*ACTIVITY*: Which lines of the records below contain the word "text"? Report each of them in full.
________________________________________
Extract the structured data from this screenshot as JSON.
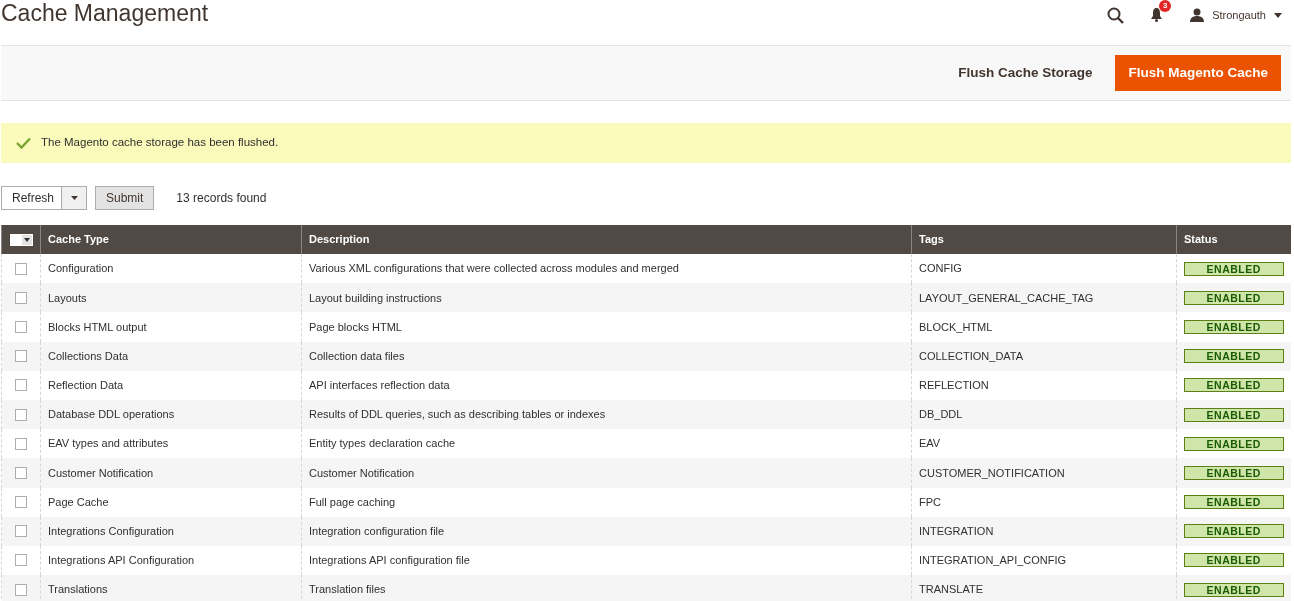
{
  "page_title": "Cache Management",
  "header": {
    "notification_count": "3",
    "user": "Strongauth"
  },
  "actions": [
    {
      "label": "Flush Cache Storage",
      "kind": "secondary"
    },
    {
      "label": "Flush Magento Cache",
      "kind": "primary"
    }
  ],
  "message": "The Magento cache storage has been flushed.",
  "mass_action": {
    "value": "Refresh",
    "submit": "Submit",
    "records": "13 records found"
  },
  "table": {
    "mass_select_checked": false,
    "columns": [
      "Cache Type",
      "Description",
      "Tags",
      "Status"
    ],
    "rows": [
      {
        "checked": false,
        "cache_type": "Configuration",
        "description": "Various XML configurations that were collected across modules and merged",
        "tags": "CONFIG",
        "status": "ENABLED",
        "enabled": true
      },
      {
        "checked": false,
        "cache_type": "Layouts",
        "description": "Layout building instructions",
        "tags": "LAYOUT_GENERAL_CACHE_TAG",
        "status": "ENABLED",
        "enabled": true
      },
      {
        "checked": false,
        "cache_type": "Blocks HTML output",
        "description": "Page blocks HTML",
        "tags": "BLOCK_HTML",
        "status": "ENABLED",
        "enabled": true
      },
      {
        "checked": false,
        "cache_type": "Collections Data",
        "description": "Collection data files",
        "tags": "COLLECTION_DATA",
        "status": "ENABLED",
        "enabled": true
      },
      {
        "checked": false,
        "cache_type": "Reflection Data",
        "description": "API interfaces reflection data",
        "tags": "REFLECTION",
        "status": "ENABLED",
        "enabled": true
      },
      {
        "checked": false,
        "cache_type": "Database DDL operations",
        "description": "Results of DDL queries, such as describing tables or indexes",
        "tags": "DB_DDL",
        "status": "ENABLED",
        "enabled": true
      },
      {
        "checked": false,
        "cache_type": "EAV types and attributes",
        "description": "Entity types declaration cache",
        "tags": "EAV",
        "status": "ENABLED",
        "enabled": true
      },
      {
        "checked": false,
        "cache_type": "Customer Notification",
        "description": "Customer Notification",
        "tags": "CUSTOMER_NOTIFICATION",
        "status": "ENABLED",
        "enabled": true
      },
      {
        "checked": false,
        "cache_type": "Page Cache",
        "description": "Full page caching",
        "tags": "FPC",
        "status": "ENABLED",
        "enabled": true
      },
      {
        "checked": false,
        "cache_type": "Integrations Configuration",
        "description": "Integration configuration file",
        "tags": "INTEGRATION",
        "status": "ENABLED",
        "enabled": true
      },
      {
        "checked": false,
        "cache_type": "Integrations API Configuration",
        "description": "Integrations API configuration file",
        "tags": "INTEGRATION_API_CONFIG",
        "status": "ENABLED",
        "enabled": true
      },
      {
        "checked": false,
        "cache_type": "Translations",
        "description": "Translation files",
        "tags": "TRANSLATE",
        "status": "ENABLED",
        "enabled": true
      }
    ]
  }
}
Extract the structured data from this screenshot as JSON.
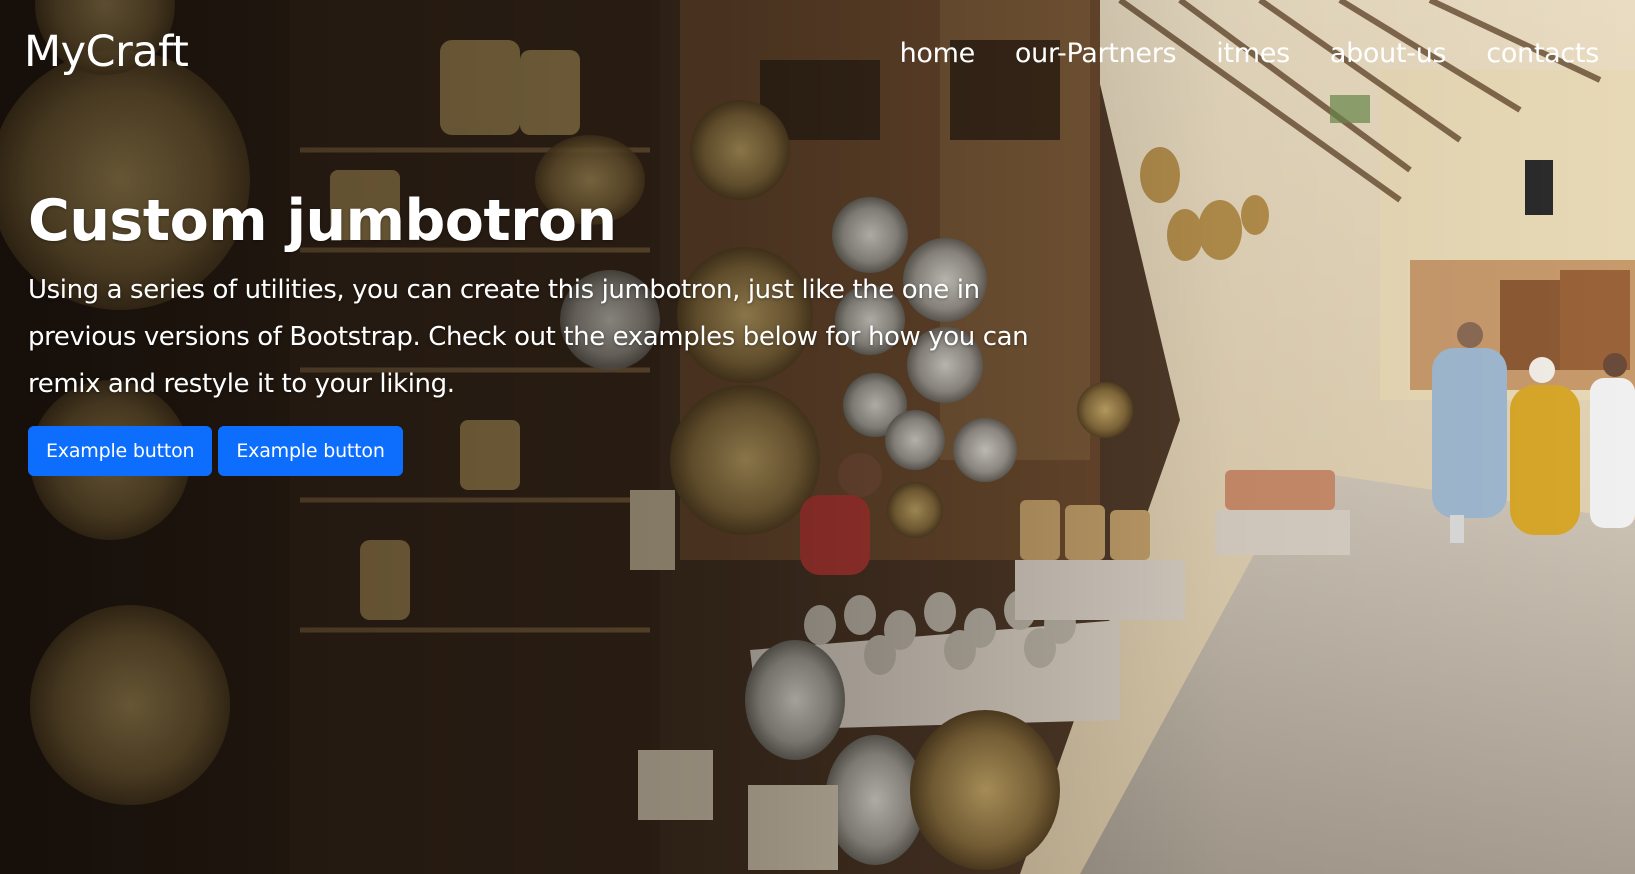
{
  "navbar": {
    "brand": "MyCraft",
    "links": [
      "home",
      "our-Partners",
      "itmes",
      "about-us",
      "contacts"
    ]
  },
  "jumbotron": {
    "title": "Custom jumbotron",
    "text": "Using a series of utilities, you can create this jumbotron, just like the one in previous versions of Bootstrap. Check out the examples below for how you can remix and restyle it to your liking.",
    "buttons": [
      "Example button",
      "Example button"
    ]
  },
  "colors": {
    "button": "#0d6efd",
    "text": "#ffffff"
  },
  "background": {
    "icon": "market-photo"
  }
}
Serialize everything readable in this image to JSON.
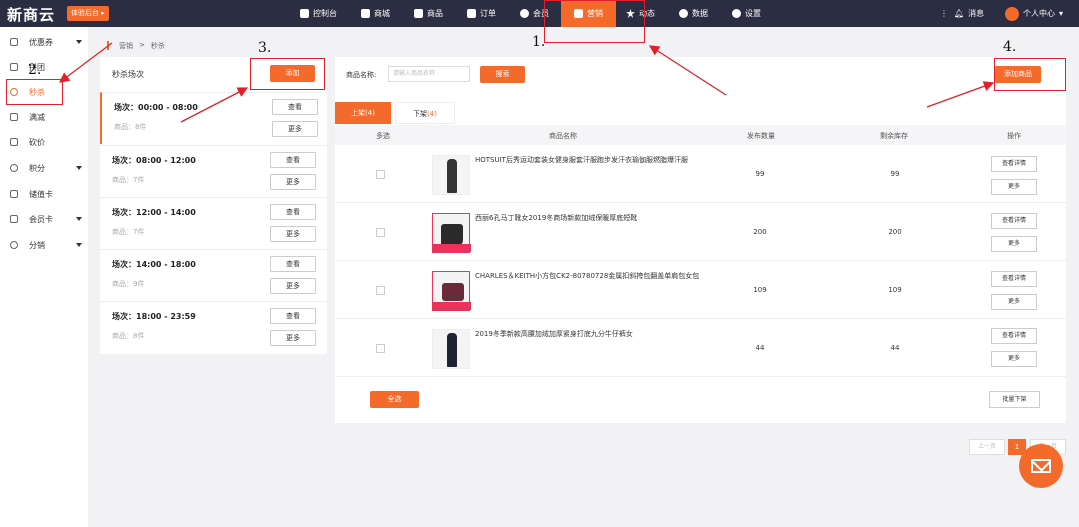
{
  "topbar": {
    "logo": "新商云",
    "trial": "体验后台 ▸",
    "nav": [
      {
        "label": "控制台",
        "icon": "home-icon"
      },
      {
        "label": "商城",
        "icon": "store-icon"
      },
      {
        "label": "商品",
        "icon": "goods-icon"
      },
      {
        "label": "订单",
        "icon": "order-icon"
      },
      {
        "label": "会员",
        "icon": "user-icon"
      },
      {
        "label": "营销",
        "icon": "marketing-icon"
      },
      {
        "label": "动态",
        "icon": "star-icon"
      },
      {
        "label": "数据",
        "icon": "chart-icon"
      },
      {
        "label": "设置",
        "icon": "gear-icon"
      }
    ],
    "message": "消息",
    "account": "个人中心"
  },
  "sidebar": {
    "items": [
      {
        "label": "优惠券",
        "caret": true
      },
      {
        "label": "拼团",
        "caret": false
      },
      {
        "label": "秒杀",
        "caret": false
      },
      {
        "label": "满减",
        "caret": false
      },
      {
        "label": "砍价",
        "caret": false
      },
      {
        "label": "积分",
        "caret": true
      },
      {
        "label": "储值卡",
        "caret": false
      },
      {
        "label": "会员卡",
        "caret": true
      },
      {
        "label": "分销",
        "caret": true
      }
    ]
  },
  "breadcrumb": {
    "parent": "营销",
    "sep": ">",
    "current": "秒杀"
  },
  "sessions": {
    "title": "秒杀场次",
    "add_label": "添加",
    "view_label": "查看",
    "more_label": "更多",
    "list": [
      {
        "time": "场次：00:00 - 08:00",
        "count": "商品：8件"
      },
      {
        "time": "场次：08:00 - 12:00",
        "count": "商品：7件"
      },
      {
        "time": "场次：12:00 - 14:00",
        "count": "商品：7件"
      },
      {
        "time": "场次：14:00 - 18:00",
        "count": "商品：9件"
      },
      {
        "time": "场次：18:00 - 23:59",
        "count": "商品：8件"
      }
    ]
  },
  "products": {
    "search_label": "商品名称:",
    "search_placeholder": "请输入商品名称",
    "search_btn": "搜索",
    "add_btn": "添加商品",
    "tab_on": "上架(4)",
    "tab_off_label": "下架",
    "tab_off_count": "(4)",
    "columns": {
      "select": "多选",
      "name": "商品名称",
      "qty": "发布数量",
      "stock": "剩余库存",
      "ops": "操作"
    },
    "detail_label": "查看详情",
    "more_label": "更多",
    "rows": [
      {
        "name": "HOTSUIT后秀运动套装女健身服套汗服跑步发汗衣瑜伽服燃脂爆汗服",
        "qty": "99",
        "stock": "99"
      },
      {
        "name": "西丽6孔马丁靴女2019冬商场新款加绒保暖厚底短靴",
        "qty": "200",
        "stock": "200"
      },
      {
        "name": "CHARLES＆KEITH小方包CK2-80780728金属扣斜挎包翻盖单肩包女包",
        "qty": "109",
        "stock": "109"
      },
      {
        "name": "2019冬季新款高腰加绒加厚紧身打底九分牛仔裤女",
        "qty": "44",
        "stock": "44"
      }
    ],
    "select_all": "全选",
    "bulk_off": "批量下架"
  },
  "pagination": {
    "prev": "上一页",
    "current": "1",
    "next": "下一页"
  },
  "annotations": {
    "n1": "1.",
    "n2": "2.",
    "n3": "3.",
    "n4": "4."
  },
  "colors": {
    "accent": "#f36a2a",
    "topbar": "#2b2d42",
    "annotation": "#e0202a"
  }
}
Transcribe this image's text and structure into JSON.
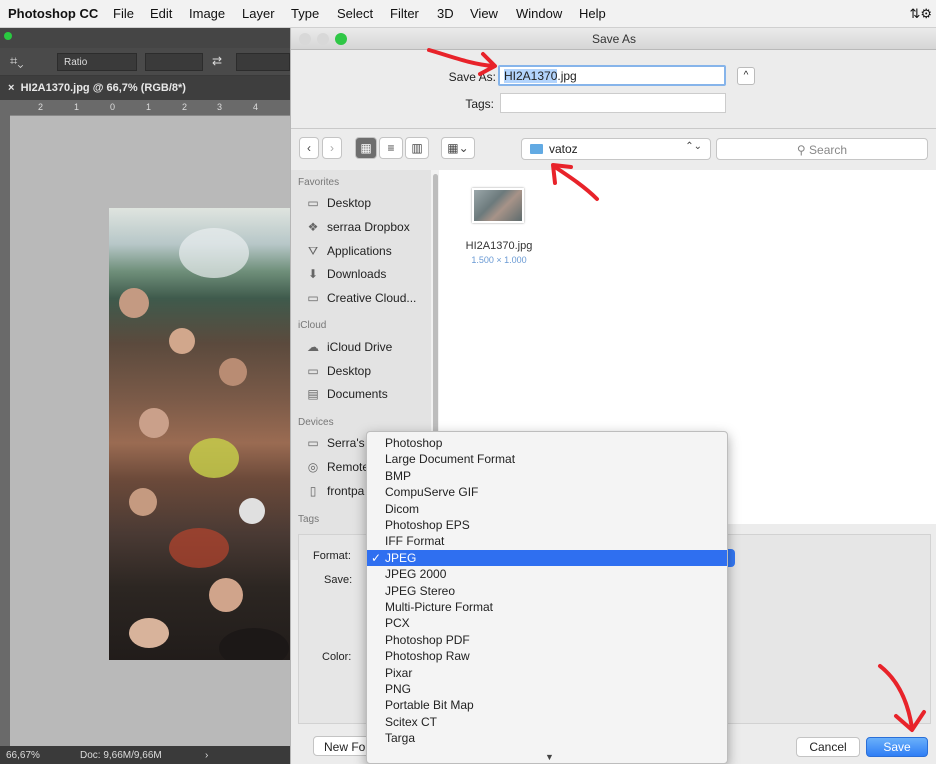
{
  "menubar": {
    "app": "Photoshop CC",
    "items": [
      "File",
      "Edit",
      "Image",
      "Layer",
      "Type",
      "Select",
      "Filter",
      "3D",
      "View",
      "Window",
      "Help"
    ],
    "status_icon": "dropbox-sync-icon"
  },
  "photoshop": {
    "options_ratio": "Ratio",
    "doc_tab": "HI2A1370.jpg @ 66,7% (RGB/8*)",
    "ruler_ticks": [
      "2",
      "1",
      "0",
      "1",
      "2",
      "3",
      "4"
    ],
    "status_zoom": "66,67%",
    "status_doc": "Doc: 9,66M/9,66M"
  },
  "dialog": {
    "title": "Save As",
    "save_as_label": "Save As:",
    "filename_selected": "HI2A1370",
    "filename_ext": ".jpg",
    "tags_label": "Tags:",
    "expand_glyph": "^",
    "folder": "vatoz",
    "search_placeholder": "Search",
    "sidebar": {
      "favorites_header": "Favorites",
      "favorites": [
        {
          "label": "Desktop",
          "icon": "desktop-icon"
        },
        {
          "label": "serraa Dropbox",
          "icon": "dropbox-icon"
        },
        {
          "label": "Applications",
          "icon": "applications-icon"
        },
        {
          "label": "Downloads",
          "icon": "downloads-icon"
        },
        {
          "label": "Creative Cloud...",
          "icon": "folder-icon"
        }
      ],
      "icloud_header": "iCloud",
      "icloud": [
        {
          "label": "iCloud Drive",
          "icon": "cloud-icon"
        },
        {
          "label": "Desktop",
          "icon": "desktop-icon"
        },
        {
          "label": "Documents",
          "icon": "documents-icon"
        }
      ],
      "devices_header": "Devices",
      "devices": [
        {
          "label": "Serra's",
          "icon": "computer-icon"
        },
        {
          "label": "Remote",
          "icon": "disc-icon"
        },
        {
          "label": "frontpa",
          "icon": "drive-icon"
        }
      ],
      "tags_header": "Tags"
    },
    "file": {
      "name": "HI2A1370.jpg",
      "dims": "1.500 × 1.000"
    },
    "options": {
      "format_label": "Format:",
      "save_label": "Save:",
      "color_label": "Color:"
    },
    "new_folder": "New Folder",
    "cancel": "Cancel",
    "save": "Save"
  },
  "format_menu": {
    "selected": "JPEG",
    "items": [
      "Photoshop",
      "Large Document Format",
      "BMP",
      "CompuServe GIF",
      "Dicom",
      "Photoshop EPS",
      "IFF Format",
      "JPEG",
      "JPEG 2000",
      "JPEG Stereo",
      "Multi-Picture Format",
      "PCX",
      "Photoshop PDF",
      "Photoshop Raw",
      "Pixar",
      "PNG",
      "Portable Bit Map",
      "Scitex CT",
      "Targa"
    ],
    "check_glyph": "✓",
    "more_glyph": "▼"
  },
  "colors": {
    "accent": "#2f6ff0",
    "annotation": "#e8232a"
  }
}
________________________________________
*TASK OUTPUT*:
    "text": "Using a series of utilities, you can create this jumbotron, just like the one in previous versions of Bootstrap. Check out the examples below for how you can remix and restyle it to your liking.",
    "text": "#ffffff"
Transcribe this image's text and structure into JSON.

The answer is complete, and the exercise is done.